The people of Kigali, the capital of Rwanda, love milk. They love it so much that if you step into any of their favorite bars, you will get it on tap. The people who enjoy it say that too. It helps them keep calm and reduce stress levels. Such milk bars are scattered all over this central African country with a population of only 12 million.
People of all ages and genders gather at these bars and enjoy liters of fresh milk or milk that is yogurt-like by sitting on plastic chairs or benches. The local people call this yogurt-like milk ikivuguto. Some people prefer drinking hot milk while some prefer it cold. Many even follow the old and well-known custom of chugging the glass of milk at once. Those who sip it leisurely like to enjoy it with accompaniments like chapatis, bananas, or cakes. It does not matter how they prefer their glass, they just come in to unwind and relax. And to do that, they drink a lot of milk.
A Valuable Drink

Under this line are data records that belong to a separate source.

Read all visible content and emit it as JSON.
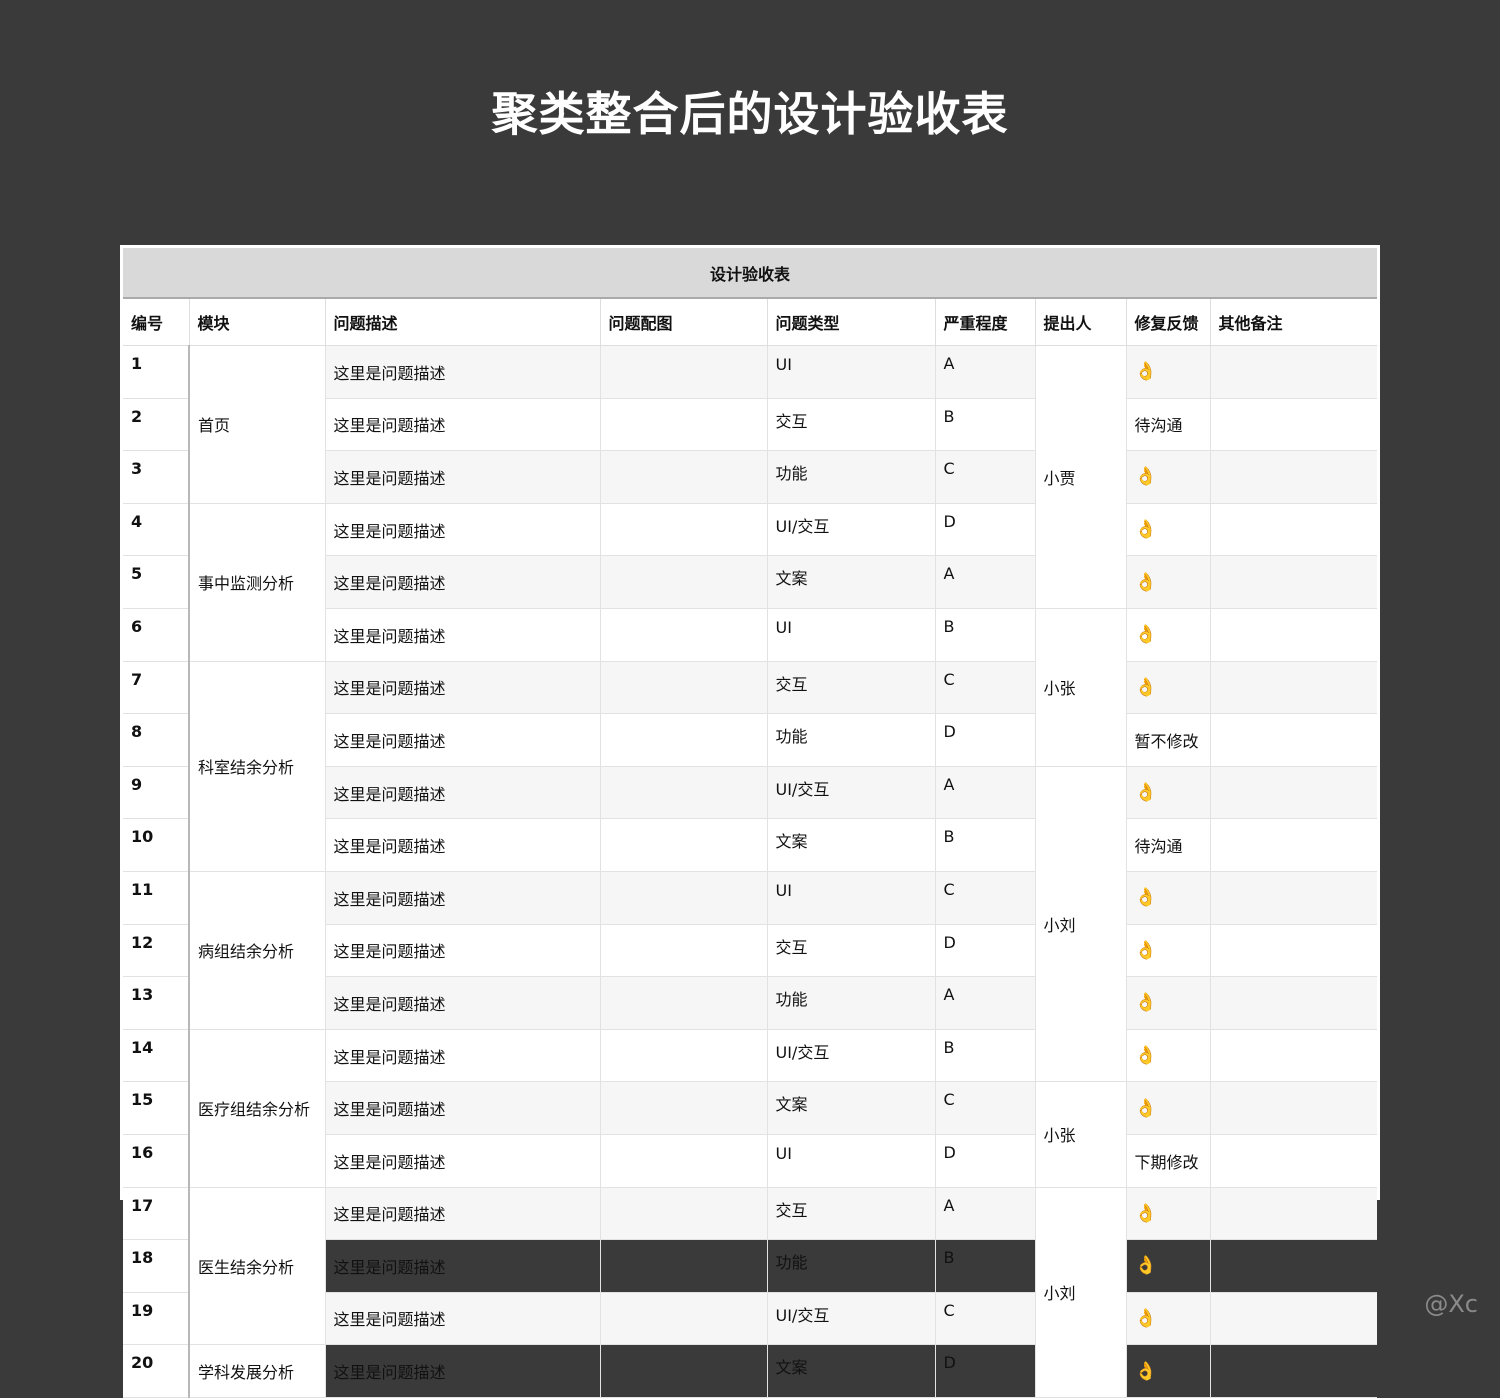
{
  "page_title": "聚类整合后的设计验收表",
  "table_title": "设计验收表",
  "columns": [
    "编号",
    "模块",
    "问题描述",
    "问题配图",
    "问题类型",
    "严重程度",
    "提出人",
    "修复反馈",
    "其他备注"
  ],
  "modules": {
    "m1": "首页",
    "m2": "事中监测分析",
    "m3": "科室结余分析",
    "m4": "病组结余分析",
    "m5": "医疗组结余分析",
    "m6": "医生结余分析",
    "m7": "学科发展分析"
  },
  "people": {
    "p1": "小贾",
    "p2": "小张",
    "p3": "小刘",
    "p4": "小张",
    "p5": "小刘"
  },
  "ok_icon": "👌",
  "rows": [
    {
      "id": "1",
      "desc": "这里是问题描述",
      "type": "UI",
      "severity": "A",
      "feedback": "👌"
    },
    {
      "id": "2",
      "desc": "这里是问题描述",
      "type": "交互",
      "severity": "B",
      "feedback": "待沟通"
    },
    {
      "id": "3",
      "desc": "这里是问题描述",
      "type": "功能",
      "severity": "C",
      "feedback": "👌"
    },
    {
      "id": "4",
      "desc": "这里是问题描述",
      "type": "UI/交互",
      "severity": "D",
      "feedback": "👌"
    },
    {
      "id": "5",
      "desc": "这里是问题描述",
      "type": "文案",
      "severity": "A",
      "feedback": "👌"
    },
    {
      "id": "6",
      "desc": "这里是问题描述",
      "type": "UI",
      "severity": "B",
      "feedback": "👌"
    },
    {
      "id": "7",
      "desc": "这里是问题描述",
      "type": "交互",
      "severity": "C",
      "feedback": "👌"
    },
    {
      "id": "8",
      "desc": "这里是问题描述",
      "type": "功能",
      "severity": "D",
      "feedback": "暂不修改"
    },
    {
      "id": "9",
      "desc": "这里是问题描述",
      "type": "UI/交互",
      "severity": "A",
      "feedback": "👌"
    },
    {
      "id": "10",
      "desc": "这里是问题描述",
      "type": "文案",
      "severity": "B",
      "feedback": "待沟通"
    },
    {
      "id": "11",
      "desc": "这里是问题描述",
      "type": "UI",
      "severity": "C",
      "feedback": "👌"
    },
    {
      "id": "12",
      "desc": "这里是问题描述",
      "type": "交互",
      "severity": "D",
      "feedback": "👌"
    },
    {
      "id": "13",
      "desc": "这里是问题描述",
      "type": "功能",
      "severity": "A",
      "feedback": "👌"
    },
    {
      "id": "14",
      "desc": "这里是问题描述",
      "type": "UI/交互",
      "severity": "B",
      "feedback": "👌"
    },
    {
      "id": "15",
      "desc": "这里是问题描述",
      "type": "文案",
      "severity": "C",
      "feedback": "👌"
    },
    {
      "id": "16",
      "desc": "这里是问题描述",
      "type": "UI",
      "severity": "D",
      "feedback": "下期修改"
    },
    {
      "id": "17",
      "desc": "这里是问题描述",
      "type": "交互",
      "severity": "A",
      "feedback": "👌"
    },
    {
      "id": "18",
      "desc": "这里是问题描述",
      "type": "功能",
      "severity": "B",
      "feedback": "👌"
    },
    {
      "id": "19",
      "desc": "这里是问题描述",
      "type": "UI/交互",
      "severity": "C",
      "feedback": "👌"
    },
    {
      "id": "20",
      "desc": "这里是问题描述",
      "type": "文案",
      "severity": "D",
      "feedback": "👌"
    }
  ],
  "watermark": "@Xc"
}
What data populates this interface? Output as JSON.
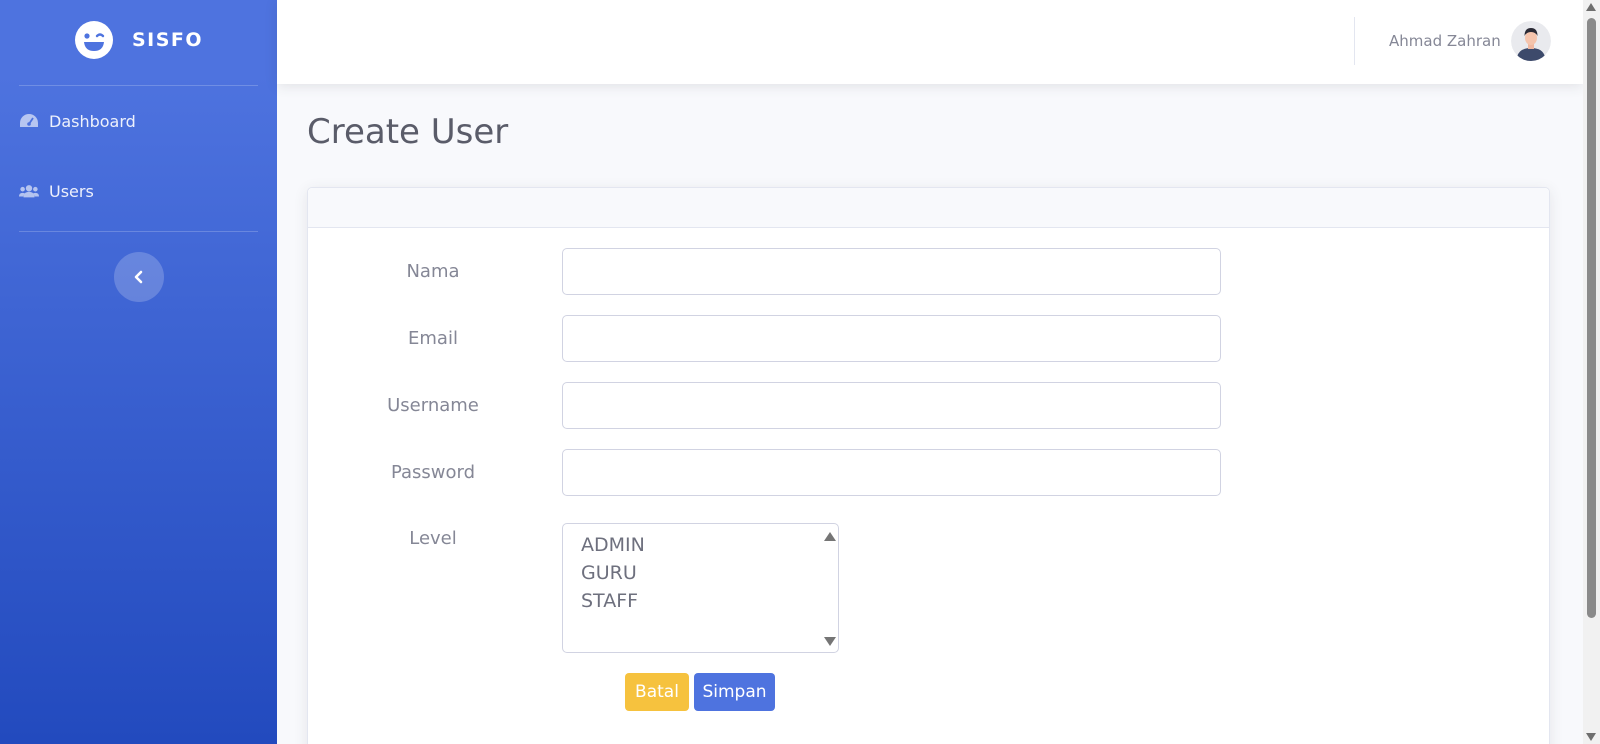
{
  "brand": {
    "name": "SISFO",
    "logo_icon": "laugh-wink-icon"
  },
  "sidebar": {
    "items": [
      {
        "label": "Dashboard",
        "icon": "tachometer-icon"
      },
      {
        "label": "Users",
        "icon": "users-icon"
      }
    ],
    "toggle_icon": "chevron-left-icon"
  },
  "topbar": {
    "user_name": "Ahmad Zahran",
    "avatar_icon": "user-avatar-icon"
  },
  "main": {
    "title": "Create User"
  },
  "form": {
    "fields": [
      {
        "label": "Nama",
        "value": "",
        "placeholder": ""
      },
      {
        "label": "Email",
        "value": "",
        "placeholder": ""
      },
      {
        "label": "Username",
        "value": "",
        "placeholder": ""
      },
      {
        "label": "Password",
        "value": "",
        "placeholder": ""
      }
    ],
    "level": {
      "label": "Level",
      "options": [
        "ADMIN",
        "GURU",
        "STAFF"
      ]
    },
    "cancel_label": "Batal",
    "submit_label": "Simpan"
  },
  "colors": {
    "primary": "#4e73df",
    "primary_dark": "#224abe",
    "warning": "#f6c23e",
    "text_muted": "#858796",
    "heading": "#5a5c69"
  }
}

The milk bars may have been around only in the last ten years or so but milk has long been part of their country’s history and culture, and now it is also part of their economy and modern identity. Cows were thought to be a source of status and wealth and one of the most valuable gifts you could give to a family or friend. They were so valuable that people would name their children Inyamibwa which means beautiful cow or Munganyinka which means as valuable as a cow. In traditional dances, women also depicted the Ankole cows that had a giant horn by raising their hands.
Back in 1994, the country experienced genocide that killed about 800,000 people in 100 days. Those who were killed were identified to be ethnic Tutsis. These were historical people who owned a lot of cattle. As Rwanda recovered from this terrible incident, the country’s government began looking to fight malnutrition and expand its economy through cows, once again. In the year 2006, Paul Kagame, the country’s President, also launched the Girinka program. It intends to provide every family of low income with one cow.